Instructions to follow
In every line of the records, look for "amet", then report how many lines have it and nothing else.

[Interface dataset entries]

-- Opening Marker --

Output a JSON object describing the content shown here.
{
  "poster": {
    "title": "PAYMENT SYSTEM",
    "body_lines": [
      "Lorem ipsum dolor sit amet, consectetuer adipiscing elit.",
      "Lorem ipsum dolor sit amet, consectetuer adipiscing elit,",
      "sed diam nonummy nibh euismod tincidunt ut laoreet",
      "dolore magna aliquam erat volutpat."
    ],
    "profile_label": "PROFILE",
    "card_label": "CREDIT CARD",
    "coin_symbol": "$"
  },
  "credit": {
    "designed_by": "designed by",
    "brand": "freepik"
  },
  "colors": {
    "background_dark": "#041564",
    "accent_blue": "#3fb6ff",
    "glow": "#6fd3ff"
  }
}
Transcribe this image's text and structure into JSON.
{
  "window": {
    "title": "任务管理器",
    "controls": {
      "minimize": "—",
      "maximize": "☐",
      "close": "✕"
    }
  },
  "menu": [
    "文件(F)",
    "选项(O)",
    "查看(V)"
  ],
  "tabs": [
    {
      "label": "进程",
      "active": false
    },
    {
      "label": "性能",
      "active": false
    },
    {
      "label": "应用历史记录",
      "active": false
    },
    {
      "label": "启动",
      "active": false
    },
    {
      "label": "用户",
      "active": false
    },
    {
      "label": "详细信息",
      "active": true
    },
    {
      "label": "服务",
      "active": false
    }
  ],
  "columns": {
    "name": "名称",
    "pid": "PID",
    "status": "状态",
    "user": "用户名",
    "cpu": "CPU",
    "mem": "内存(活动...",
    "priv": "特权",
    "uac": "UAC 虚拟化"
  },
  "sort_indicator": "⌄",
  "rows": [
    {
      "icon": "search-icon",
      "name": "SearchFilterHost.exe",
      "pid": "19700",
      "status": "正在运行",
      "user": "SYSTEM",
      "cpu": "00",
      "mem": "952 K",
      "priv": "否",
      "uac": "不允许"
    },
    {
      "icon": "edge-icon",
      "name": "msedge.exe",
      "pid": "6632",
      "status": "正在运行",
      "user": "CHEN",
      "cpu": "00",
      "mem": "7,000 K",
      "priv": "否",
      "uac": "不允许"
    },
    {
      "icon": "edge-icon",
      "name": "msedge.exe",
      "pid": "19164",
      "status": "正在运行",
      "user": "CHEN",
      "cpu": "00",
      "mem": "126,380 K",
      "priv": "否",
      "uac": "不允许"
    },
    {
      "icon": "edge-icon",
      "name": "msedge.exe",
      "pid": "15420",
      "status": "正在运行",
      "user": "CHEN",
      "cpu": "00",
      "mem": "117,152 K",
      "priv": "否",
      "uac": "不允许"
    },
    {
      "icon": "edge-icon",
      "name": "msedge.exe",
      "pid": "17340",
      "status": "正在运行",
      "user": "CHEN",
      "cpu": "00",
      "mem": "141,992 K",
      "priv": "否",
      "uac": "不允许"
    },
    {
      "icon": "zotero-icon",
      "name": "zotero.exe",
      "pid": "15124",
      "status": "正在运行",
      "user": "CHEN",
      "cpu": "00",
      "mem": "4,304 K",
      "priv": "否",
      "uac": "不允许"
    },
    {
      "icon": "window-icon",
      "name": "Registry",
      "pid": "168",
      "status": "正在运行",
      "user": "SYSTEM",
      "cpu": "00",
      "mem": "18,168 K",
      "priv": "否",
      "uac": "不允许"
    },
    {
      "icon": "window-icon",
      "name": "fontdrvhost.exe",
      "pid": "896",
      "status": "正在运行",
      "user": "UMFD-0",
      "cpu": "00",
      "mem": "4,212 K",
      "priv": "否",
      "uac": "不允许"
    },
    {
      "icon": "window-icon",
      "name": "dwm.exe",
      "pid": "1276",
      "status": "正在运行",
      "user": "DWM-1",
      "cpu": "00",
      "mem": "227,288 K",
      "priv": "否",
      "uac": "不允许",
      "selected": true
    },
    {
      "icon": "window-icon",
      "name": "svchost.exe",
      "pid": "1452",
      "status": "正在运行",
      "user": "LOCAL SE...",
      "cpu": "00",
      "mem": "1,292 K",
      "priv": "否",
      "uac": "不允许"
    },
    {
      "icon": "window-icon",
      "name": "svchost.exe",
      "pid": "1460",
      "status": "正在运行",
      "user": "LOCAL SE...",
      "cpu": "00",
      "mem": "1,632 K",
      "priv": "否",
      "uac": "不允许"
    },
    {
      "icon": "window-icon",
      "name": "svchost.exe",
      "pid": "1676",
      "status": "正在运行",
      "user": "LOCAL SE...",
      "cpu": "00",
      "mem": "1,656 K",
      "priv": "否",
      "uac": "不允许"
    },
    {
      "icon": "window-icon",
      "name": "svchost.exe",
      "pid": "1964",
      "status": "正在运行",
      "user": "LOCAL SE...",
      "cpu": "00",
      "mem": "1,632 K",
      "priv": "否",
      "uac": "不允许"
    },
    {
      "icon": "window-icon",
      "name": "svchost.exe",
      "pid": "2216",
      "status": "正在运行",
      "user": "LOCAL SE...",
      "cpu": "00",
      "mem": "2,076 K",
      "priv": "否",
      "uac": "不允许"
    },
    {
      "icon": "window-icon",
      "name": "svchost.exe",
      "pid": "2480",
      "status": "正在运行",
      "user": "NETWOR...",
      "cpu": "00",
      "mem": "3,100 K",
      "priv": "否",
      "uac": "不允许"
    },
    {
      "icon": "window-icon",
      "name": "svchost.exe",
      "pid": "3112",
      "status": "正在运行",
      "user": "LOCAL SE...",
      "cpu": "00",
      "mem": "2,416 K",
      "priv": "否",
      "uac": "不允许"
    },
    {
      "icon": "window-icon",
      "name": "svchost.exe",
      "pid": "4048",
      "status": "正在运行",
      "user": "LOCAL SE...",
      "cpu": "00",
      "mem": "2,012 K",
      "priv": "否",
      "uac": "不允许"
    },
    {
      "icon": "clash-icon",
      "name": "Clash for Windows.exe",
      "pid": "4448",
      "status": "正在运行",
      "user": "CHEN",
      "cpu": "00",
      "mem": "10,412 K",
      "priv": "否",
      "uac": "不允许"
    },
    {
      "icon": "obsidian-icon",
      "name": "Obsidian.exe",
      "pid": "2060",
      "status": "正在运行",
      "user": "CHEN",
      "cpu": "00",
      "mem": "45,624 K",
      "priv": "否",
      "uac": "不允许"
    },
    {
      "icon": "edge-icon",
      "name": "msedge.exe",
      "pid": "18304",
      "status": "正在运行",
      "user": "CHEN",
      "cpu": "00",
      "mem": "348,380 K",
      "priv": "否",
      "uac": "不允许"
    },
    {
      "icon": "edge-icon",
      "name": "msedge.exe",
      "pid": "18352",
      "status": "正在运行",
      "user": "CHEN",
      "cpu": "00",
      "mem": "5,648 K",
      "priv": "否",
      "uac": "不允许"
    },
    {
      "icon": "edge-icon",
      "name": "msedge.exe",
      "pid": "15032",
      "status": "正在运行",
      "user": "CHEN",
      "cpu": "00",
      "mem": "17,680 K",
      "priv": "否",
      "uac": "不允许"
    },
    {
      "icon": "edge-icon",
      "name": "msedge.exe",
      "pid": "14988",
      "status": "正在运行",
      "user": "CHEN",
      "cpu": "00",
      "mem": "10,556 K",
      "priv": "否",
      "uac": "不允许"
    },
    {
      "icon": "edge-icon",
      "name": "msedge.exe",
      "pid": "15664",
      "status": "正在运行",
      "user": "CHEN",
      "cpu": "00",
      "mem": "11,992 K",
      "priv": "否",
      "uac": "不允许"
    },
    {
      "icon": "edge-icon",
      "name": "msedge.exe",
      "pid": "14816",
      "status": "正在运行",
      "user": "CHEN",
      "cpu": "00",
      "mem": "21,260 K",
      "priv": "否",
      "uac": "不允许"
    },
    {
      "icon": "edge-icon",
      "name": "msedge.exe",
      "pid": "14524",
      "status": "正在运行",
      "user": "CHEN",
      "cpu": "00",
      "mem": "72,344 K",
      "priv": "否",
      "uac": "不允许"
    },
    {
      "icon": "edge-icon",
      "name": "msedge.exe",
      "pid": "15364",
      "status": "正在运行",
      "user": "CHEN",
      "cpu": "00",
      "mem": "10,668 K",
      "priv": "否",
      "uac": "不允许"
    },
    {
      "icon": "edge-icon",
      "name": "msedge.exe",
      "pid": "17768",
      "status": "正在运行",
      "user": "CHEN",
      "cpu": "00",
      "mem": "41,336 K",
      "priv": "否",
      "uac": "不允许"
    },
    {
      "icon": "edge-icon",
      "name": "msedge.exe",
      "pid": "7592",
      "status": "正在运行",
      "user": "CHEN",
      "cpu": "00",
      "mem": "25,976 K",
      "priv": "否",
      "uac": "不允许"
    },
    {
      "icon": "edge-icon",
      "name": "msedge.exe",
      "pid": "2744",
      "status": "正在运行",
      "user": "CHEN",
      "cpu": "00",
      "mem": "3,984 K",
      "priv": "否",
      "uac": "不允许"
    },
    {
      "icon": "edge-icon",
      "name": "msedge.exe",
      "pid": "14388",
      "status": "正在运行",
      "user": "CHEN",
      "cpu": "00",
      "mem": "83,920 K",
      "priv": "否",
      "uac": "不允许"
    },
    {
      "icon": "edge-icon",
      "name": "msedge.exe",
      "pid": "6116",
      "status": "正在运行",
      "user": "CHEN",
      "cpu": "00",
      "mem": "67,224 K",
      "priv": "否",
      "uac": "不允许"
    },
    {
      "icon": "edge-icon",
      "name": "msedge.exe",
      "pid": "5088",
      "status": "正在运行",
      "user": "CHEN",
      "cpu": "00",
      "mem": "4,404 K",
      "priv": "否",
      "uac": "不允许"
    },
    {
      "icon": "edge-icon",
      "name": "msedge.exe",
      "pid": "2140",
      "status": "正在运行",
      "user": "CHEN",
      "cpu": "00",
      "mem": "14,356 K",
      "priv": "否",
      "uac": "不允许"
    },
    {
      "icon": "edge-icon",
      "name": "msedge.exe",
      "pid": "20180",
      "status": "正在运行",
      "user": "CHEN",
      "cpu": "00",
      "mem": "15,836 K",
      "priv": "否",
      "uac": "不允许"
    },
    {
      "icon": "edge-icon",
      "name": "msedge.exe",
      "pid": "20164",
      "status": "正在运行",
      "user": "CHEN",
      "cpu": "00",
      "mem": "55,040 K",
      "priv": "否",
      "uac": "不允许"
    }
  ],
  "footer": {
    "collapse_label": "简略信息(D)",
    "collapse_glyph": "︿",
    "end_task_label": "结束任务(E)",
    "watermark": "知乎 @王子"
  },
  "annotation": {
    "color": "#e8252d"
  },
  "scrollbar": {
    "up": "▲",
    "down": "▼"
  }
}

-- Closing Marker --

Written response
2